So far the Steamboat and Flat Tops zone looks to have a better snowpack than adjacent zones. At this point in time we have limited data and it is very early in the season so the jury is still out. A skeptical view of the snowpack is always a good idea when the snowpack is in its infancy. What we have found so far is that a faceted layer of snow near the ground is much stronger than expected. In some places, such as around Buffalo Pass, it has been hard to find the existence of this layer at all. Nevertheless, we do have weak layers in the snowpack and they will command our attention. This will be the case until we get enough snow to build a strong and deep snowpack and see these weak layers strengthen further.
Initial indications are that our layer of concern should be a faceted layer that is buried beneath the storm snow of the last 5 or so days. On Tuesday, on Rabbit Ears Pass, stability tests showed us that this weak layer can propagate a fracture. In most areas there is not a thick enough slab on top of this weak layer to be a problem but it is something to keep an eye on for the future.
For the time being you should evaluate steep slopes for the presence of weak, faceted layers beneath slabs. More importantly, heed any warning signs of an unstable snowpack such as shooting cracks and sounds of the snowpack collapsing. If you are getting out and about, please send us your observations.
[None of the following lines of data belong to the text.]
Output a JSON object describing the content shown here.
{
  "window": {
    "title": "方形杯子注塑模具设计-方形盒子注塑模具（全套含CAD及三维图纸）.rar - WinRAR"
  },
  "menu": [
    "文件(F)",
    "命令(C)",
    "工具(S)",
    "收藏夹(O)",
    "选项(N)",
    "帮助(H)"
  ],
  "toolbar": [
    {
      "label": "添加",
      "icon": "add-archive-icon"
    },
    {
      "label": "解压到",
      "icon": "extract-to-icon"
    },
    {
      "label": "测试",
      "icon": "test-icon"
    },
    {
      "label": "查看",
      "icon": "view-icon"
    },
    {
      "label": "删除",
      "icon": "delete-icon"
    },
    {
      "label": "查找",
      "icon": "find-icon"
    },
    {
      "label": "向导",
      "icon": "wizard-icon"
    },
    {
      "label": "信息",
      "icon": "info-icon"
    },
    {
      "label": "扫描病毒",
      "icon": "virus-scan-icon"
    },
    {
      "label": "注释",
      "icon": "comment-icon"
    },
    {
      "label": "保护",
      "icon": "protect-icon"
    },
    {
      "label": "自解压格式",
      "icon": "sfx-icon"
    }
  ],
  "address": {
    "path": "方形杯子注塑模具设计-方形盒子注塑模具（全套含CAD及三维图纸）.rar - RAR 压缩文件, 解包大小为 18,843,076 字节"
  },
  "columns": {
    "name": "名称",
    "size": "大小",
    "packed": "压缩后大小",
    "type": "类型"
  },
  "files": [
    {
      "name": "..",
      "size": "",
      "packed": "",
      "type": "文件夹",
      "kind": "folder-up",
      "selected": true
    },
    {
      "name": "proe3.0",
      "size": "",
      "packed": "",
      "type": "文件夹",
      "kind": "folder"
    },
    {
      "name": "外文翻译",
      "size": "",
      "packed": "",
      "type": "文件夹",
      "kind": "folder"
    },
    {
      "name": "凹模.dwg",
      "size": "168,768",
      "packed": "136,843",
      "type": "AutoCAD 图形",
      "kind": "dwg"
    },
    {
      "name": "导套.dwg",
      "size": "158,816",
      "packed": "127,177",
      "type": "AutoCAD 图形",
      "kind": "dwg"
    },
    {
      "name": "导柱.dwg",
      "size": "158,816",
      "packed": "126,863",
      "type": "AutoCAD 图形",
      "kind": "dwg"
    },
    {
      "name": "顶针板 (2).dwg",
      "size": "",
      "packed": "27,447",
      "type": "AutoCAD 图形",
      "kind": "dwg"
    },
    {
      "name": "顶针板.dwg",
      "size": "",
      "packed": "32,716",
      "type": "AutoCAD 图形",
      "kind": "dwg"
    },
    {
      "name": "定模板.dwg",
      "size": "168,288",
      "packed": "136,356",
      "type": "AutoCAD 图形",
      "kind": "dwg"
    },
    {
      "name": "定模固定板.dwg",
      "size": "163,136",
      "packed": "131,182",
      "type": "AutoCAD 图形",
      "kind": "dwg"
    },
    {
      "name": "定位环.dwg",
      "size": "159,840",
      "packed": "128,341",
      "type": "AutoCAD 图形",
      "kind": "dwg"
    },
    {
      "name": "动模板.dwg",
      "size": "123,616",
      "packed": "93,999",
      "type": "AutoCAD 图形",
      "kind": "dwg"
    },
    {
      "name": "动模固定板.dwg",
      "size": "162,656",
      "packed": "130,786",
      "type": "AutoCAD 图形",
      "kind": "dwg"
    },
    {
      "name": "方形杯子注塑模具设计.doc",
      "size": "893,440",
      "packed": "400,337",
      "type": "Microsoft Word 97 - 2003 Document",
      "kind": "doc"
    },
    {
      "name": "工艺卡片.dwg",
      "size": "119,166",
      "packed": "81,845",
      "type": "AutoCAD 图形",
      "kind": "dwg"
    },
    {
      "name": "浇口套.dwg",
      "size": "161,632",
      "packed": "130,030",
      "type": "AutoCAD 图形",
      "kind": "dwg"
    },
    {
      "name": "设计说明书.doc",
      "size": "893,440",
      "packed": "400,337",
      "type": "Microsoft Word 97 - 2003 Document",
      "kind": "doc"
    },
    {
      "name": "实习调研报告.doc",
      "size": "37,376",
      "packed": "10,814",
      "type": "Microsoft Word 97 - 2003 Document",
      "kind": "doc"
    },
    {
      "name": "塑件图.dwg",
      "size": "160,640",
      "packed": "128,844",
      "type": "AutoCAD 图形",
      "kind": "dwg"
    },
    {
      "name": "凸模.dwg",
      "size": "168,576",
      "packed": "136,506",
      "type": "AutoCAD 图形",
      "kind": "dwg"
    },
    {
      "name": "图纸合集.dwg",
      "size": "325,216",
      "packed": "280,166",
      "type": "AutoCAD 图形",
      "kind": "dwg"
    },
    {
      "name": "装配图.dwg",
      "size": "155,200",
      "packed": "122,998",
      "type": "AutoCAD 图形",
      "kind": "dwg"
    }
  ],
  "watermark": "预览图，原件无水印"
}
Your observations are much appreciated and will help us to paint a more accurate picture of the early-season snowpack in the zone.